Gromyko then turned to my reference to Khrushchev statement regarding Western troops in Berlin. He agreed Khrushchev had made such statement to President in Vienna, but, he said, that is exactly why we are doubly surprised West attempting maintain occupation regime in West Berlin, and so opposed to their withdrawal or addition Soviet contingents if troops have no military significance. “They do, however, have significance because they turn West Berlin into serious center of danger by their presence.” Gromyko claimed my statement that forces present in Berlin in response obligations to defend West Berlin population is simply an argument to support US desire retain our troops in West Berlin. He declared “we have no relationship to these obligations.” Western troops came to West Berlin under entirely different obligations—those assumed by the alliance against Hitler Germany. He insisted alleged obligations Western powers to West Berlin population are not legitimate and are without any international legal force. “They also do not reduce tension, but run contrary to the aims assumed by alliance after defeat Hitlerite Germany, that is, the establishment of a peace-loving democratic state of Germany.” Leaving aside fact no one intends disturb West Berlin order, Gromyko stated, such obligations do not arise in Potsdam Agreement or any other agreement we have participated in. He added afterthought, “which you have broken.”

Gromyko then turned to my question, which he described as “variant,” why deadline necessary on troops in West Berlin since purpose is to guarantee security.

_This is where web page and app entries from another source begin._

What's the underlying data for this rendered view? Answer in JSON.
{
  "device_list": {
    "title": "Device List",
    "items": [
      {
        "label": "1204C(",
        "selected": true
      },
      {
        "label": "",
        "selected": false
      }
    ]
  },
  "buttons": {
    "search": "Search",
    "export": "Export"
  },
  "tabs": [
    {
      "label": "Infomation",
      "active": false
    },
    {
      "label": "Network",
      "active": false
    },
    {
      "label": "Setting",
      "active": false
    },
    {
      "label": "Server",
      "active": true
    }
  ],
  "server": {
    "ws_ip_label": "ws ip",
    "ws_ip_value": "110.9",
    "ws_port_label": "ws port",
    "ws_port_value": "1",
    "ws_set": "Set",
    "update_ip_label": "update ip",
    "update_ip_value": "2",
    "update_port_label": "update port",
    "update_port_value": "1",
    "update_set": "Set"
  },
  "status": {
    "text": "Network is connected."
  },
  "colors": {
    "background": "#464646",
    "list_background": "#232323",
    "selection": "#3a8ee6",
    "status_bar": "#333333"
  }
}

He stated Soviet Government considers indefinite retention Western forces and Soviet forces in West Berlin quite impossible. [Page 800] Such situation does not meet interests of our two states or of peace and security.

Gromyko criticized my statement USG not so much concerned with Soviet peace treaty with GDR, as with its effect on position of Western powers in West Berlin. “Such a situation unthinkable since conclusion peace treaty is not simply formality, but a major step from which would flow important measures.” He concluded by reiterating Soviet Government prefers agreed solution but again said, “Unfortunately, so far position of USG offers no hope for success.”

I replied with: Regard question of free city, I had already expressed my views and my government undoubtedly will comment further; regarding question of agreement with our Allies, I pointed out I had not referred just to access, but to nature of the whole settlement of Berlin problem; regarding his remarks on our obligations to population of Berlin having no legal force with Soviets, I pointed out this might be, but he had said Soviets could not consider all-Berlin solution because East Berlin is the capital of GDR. We did not agree with this and “this claim has no legal force with us”; I repeated that US attaches importance maintenance our troops in West Berlin until resolution German question, but denied any intention create a “springboard”. Gromyko began to develop his previous arguments that basic social differences which have emerged between West and East Berlin are basis [omission in the source text] but he apparently thought better of it, and we closed the meeting with my reiteration assurance I would transmit his declaration soonest.

  1. Source: Department of State, Central Files, 762.0221/2-962. Confidential; Priority.
  2. The Soviet paper was transmitted in telegram 2177 from Moscow, February 9, 10 p.m. (Ibid.)